Journal of Soil and Groundwater Environment, volume 7, issue 1, 2002, Pages 53~62
The physical and chemical properties of cover soils of 10 waste landfill sites in Kyonggi-Do area, where social circumstances at present forces to consider the reuse of landfill, were investigated to provide the informations of soil environment which are necessary to establish the appropriate ecological restoration plan of waste landfills. The pH and electrical conductivity of soils were higher in landfills sites than in reference sites (area around landfill sites), indicating the salt accumulation in surface soil. However, total-N and organic matter contents were lower in landfills sites than in reference sites. In landfill sites, the total-N and plant available-P contents were less than 0.15% and 20mg/kg, respectively. Exchangeable cations (K, Ca, Mg and Na) and heavy metal (Cd, Cr, Cu, Fe, Mn, Ni, Pb and Zn) contents varied between the landfill sites, but were higher in landfills sites than in reference sites. The major exchangeable cation of soil was Ca. Heavy metal contents were much lower than the critical concentration which phytotoxicity is considered to be possible and the standard for agricultural land of Korean Soil Environmental Preservation Act. Therefore, the proper soil management plan to increase the soil fertility is recommended for the ecological restoration of landfill using natural or artificial vegetation.
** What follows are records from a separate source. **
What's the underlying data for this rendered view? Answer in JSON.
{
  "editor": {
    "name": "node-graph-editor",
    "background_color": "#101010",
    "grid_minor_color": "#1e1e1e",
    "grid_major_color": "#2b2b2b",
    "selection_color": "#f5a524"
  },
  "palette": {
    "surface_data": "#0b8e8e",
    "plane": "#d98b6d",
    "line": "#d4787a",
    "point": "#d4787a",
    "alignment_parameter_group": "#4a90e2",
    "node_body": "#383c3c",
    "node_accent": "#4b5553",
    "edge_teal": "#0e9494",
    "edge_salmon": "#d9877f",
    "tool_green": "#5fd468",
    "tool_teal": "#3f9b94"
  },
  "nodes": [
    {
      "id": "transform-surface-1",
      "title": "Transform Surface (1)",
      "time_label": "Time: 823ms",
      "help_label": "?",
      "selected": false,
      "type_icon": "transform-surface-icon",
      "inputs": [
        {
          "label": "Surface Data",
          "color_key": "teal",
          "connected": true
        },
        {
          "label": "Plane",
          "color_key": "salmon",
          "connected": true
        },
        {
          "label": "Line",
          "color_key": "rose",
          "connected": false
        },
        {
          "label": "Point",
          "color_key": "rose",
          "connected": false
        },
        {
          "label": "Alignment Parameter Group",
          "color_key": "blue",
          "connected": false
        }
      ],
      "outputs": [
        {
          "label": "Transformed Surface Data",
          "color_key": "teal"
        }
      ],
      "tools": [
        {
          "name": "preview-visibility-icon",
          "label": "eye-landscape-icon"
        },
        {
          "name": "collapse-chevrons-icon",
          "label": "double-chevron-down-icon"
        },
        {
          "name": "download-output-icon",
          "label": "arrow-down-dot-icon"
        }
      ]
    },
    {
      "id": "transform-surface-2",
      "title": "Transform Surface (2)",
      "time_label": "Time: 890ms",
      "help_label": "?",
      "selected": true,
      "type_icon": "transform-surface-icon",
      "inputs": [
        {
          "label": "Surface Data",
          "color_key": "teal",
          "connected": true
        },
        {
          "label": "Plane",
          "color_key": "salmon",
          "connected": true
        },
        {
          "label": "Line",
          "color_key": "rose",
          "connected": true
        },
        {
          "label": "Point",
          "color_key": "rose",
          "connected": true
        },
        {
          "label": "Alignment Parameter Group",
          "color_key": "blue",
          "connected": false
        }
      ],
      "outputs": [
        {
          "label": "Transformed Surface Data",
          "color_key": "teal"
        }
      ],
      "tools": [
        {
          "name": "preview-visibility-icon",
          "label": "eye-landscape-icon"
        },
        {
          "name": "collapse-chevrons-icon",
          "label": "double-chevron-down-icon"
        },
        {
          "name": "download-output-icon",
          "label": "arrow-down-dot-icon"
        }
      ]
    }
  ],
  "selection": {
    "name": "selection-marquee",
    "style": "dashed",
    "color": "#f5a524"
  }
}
Hydrogeochemistry of shallow groundwaters in western coastal area of Korea : A study on seawater mixing in coastal aquifers
Journal of Soil and Groundwater Environment, volume 7, issue 1, 2002, Pages 63~77
Salinization is an important environmental problem encountered in coastal aquifers. In order to evaluate the salinization problem in the western coastal area of Korea, we have performed a regional hydrochemical study on shallow well groundwaters (N=229) collected within 10 km away from the coastline. The concentrations of analyzed solutes are very wide in range, suggesting that the hydrochemistry is controlled by several processes such as water-rock interaction, seawater mixing, and anthropogenic contamination. Based on the graphical interpretation of cumulative frequency curves for some hydrochemical parameters (esp.,
), the collected water samples were grouped into two major populations (1) a background population whose chemistry is predominantly affected by water-rock interaction, and (2) an anomalous population which records the potential influences by either seawater mixing or anthropogenic pollution. The threshold values obtained are 34.7 mg/l for
and 37.2 mg/l for
, Using these two constituents, groundwaters were further grouped into four water types as follows (the numbers in parenthesis indicate the percentage of each type water) : (1) type 1 waters (38%) that are relatively poor in
, which may represent their relatively little contamination due to seawater mixing and anthropogenic pollution; (2) type 2 waters (21%) which are enriched in
, Indicating the considerable influence by seawater mixing; (3)
-rich, type 3 waters (11%) which record significant anthropogenic pollution; and (4) type 4 waters (30%) enriched in both
, reflecting the effects of both seawater mixing and anthropogenic contamination. The results of the water type classification correspond well with the grouping on a Piper's diagram. On a Br x
versus Cl molar ratio diagram, most of type 2 waters are also plotted along or near the seawater mixing line. The discriminant analysis of hydrochemical data also shows that the classification of waters into four types are so realistic to adequately reflect the major process(es) proposed for the hydrochemical evolution of each water type. As a tool for evaluating the degree of seawater mixing, we propose a parameter called 'Seawater Mixing Index (S.M.I.)’ which is based on the concentrations of Na, Mg, Cl, and
. All the type 1 and 3 waters have the S.M.I. values smaller than one, while type 2 and type 4 waters mostly have the values greater than 1. In the western coastal area of Korea, more than 21% of shallow groundwaters appear to be more or less affected by salinization process.